A shortage of helipads has the booming helicopter tours business scrambling for new sites.
Chopper firm revs up for Christmas
This Christmas season, Aerogulf Services has one thing at the top of its wishlist: a new helipad. The Dubai-based helicopter operator is trying to rev up its sightseeing business but has been slowed by its current location at Dubai International Airport. "It's all about location, location, location," said Capt Andreas Engeli, a pilot and marketing manager for Aerogulf. Flying out of the airport means customers must book days in advance, submit their passport details to police authorities and finally clear the airport's extensive security checkpoints. This discouraged many spur-of-the-moment customers, he said. "The passport requirement has hampered business." The helicopter tours business is growing in the Emirates, where new hotels and resorts are being built as the country increasingly relies on the tourism industry to supplant some of its traditional oil and gas revenues. In Dubai, tourism accounts for roughly 18 per cent of annual GDP, according to the Government. For helicopter operators, tourism represents a way to branch out of offshore oil and gas contracts and emergency medical flights, and into new business streams. For Dh9,500 (US$2,588), Aerogulf offers a 45-minute tour on a Bell 212 helicopter, which seats up to eight passengers. And despite the appearance of chill economic winds circling the region, neither Aerogulf nor its rival helicopter operators report any slowdown as a result of the economic crisis.
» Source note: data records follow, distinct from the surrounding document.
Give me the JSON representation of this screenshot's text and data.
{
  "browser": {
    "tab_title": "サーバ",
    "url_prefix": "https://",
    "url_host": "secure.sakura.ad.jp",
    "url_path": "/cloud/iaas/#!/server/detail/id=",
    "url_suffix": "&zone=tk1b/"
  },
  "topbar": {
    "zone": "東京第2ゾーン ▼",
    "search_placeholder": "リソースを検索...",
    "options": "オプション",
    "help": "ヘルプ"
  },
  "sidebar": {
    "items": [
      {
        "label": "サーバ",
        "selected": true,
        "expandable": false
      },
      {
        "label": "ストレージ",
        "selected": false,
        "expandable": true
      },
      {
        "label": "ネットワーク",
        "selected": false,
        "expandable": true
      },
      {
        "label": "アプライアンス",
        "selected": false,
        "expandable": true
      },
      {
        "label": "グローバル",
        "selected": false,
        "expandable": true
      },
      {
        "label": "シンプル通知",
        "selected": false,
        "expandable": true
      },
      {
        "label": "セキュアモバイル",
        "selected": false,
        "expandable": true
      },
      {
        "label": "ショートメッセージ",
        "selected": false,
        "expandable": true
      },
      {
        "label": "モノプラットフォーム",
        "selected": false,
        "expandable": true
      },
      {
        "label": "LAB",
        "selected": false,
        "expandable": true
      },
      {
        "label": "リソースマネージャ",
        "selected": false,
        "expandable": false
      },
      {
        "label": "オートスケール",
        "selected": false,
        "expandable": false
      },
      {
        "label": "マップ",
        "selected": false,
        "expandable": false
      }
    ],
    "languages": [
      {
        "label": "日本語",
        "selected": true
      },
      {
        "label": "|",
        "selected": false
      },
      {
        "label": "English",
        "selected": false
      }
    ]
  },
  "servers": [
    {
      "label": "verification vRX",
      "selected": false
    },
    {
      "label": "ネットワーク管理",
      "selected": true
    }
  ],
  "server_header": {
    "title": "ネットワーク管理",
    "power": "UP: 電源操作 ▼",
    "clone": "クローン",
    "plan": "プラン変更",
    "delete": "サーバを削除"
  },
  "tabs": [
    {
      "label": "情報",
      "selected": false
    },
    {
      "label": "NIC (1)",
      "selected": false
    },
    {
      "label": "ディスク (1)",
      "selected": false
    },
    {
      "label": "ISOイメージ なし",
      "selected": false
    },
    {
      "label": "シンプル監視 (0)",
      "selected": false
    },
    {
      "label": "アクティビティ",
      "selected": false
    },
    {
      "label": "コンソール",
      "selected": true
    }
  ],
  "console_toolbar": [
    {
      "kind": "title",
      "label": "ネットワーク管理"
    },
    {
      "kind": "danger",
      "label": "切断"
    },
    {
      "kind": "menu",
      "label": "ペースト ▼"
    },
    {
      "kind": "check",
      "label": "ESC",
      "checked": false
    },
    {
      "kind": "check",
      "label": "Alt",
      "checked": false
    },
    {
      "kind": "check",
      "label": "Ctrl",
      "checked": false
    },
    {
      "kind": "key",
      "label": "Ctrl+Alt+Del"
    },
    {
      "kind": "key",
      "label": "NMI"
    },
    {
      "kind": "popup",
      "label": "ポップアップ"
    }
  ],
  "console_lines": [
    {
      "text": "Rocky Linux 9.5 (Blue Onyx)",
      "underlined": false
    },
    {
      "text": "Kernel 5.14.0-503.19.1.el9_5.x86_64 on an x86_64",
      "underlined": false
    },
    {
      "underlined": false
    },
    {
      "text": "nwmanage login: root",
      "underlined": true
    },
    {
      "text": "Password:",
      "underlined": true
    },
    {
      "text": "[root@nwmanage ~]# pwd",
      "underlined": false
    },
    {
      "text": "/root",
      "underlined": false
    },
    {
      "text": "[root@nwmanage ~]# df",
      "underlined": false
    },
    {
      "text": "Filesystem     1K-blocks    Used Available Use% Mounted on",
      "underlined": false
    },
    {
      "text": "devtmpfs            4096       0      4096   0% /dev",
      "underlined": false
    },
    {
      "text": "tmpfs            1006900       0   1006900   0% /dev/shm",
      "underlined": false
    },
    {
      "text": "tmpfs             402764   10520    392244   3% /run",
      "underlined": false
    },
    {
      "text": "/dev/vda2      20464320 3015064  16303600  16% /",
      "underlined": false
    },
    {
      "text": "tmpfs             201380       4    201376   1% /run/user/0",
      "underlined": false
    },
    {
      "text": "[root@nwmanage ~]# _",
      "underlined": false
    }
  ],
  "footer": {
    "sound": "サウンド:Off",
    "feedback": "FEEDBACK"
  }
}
The allure of being whisked over Dubai's famous man-made islands may be a tempting draw, but a shortage of helipads in the Emirates is limiting the growth of the businesses. "The location in helipads is almost zero in Dubai," said Capt Andrew Masterson, the marketing and security manager at Helidubai, a VIP helicopter service based at the Dubai International Financial Centre (DIFC). New road construction plans through the DIFC may force Helidubai to move away next year, but it was in the process of building two new pads in Deira and Bur Dubai, said Capt Masterson. After successfully carrying 10,000 passengers on sightseeing tours over Dubai, Falcon Aviation Services is on the verge of offering its helicopter tours over the capital. It uses Emirates Palace hotel grounds as a landing site when it ferries businessmen and dignitaries between Abu Dhabi and Dubai. To serve the sightseeing business, it is working with the Tourism Development and Investment Company (TDIC), Abu Dhabi's largest developer of hotels and tourism projects, to build a helipad somewhere near the city centre. A glimmer of expansion hope flashed for Aerogulf when a new helipad was recently built at Festival City in Dubai. But Falcon Aviation was the first to swoop in and secure the site, said Capt Engeli. With landing pads such a treasured commodity, "if you snooze, you lose", he said. The 30-year-old Aerogulf, which until five years ago focused exclusively on offshore oil and gas shuttles, can console itself with an impending delivery of a Bell/Agusta tilt-rotor helicopter. The aircraft lifts off like a helicopter, but its rotors rotate to fly like an aeroplane. The modification allows for much faster travelling speeds and longer distances. The first tilt-rotor to grace the Emirates skies and serve dignitaries and royals would be used by Aerogulf beginning in 2011, said Capt Engeli. firstname.lastname@example.org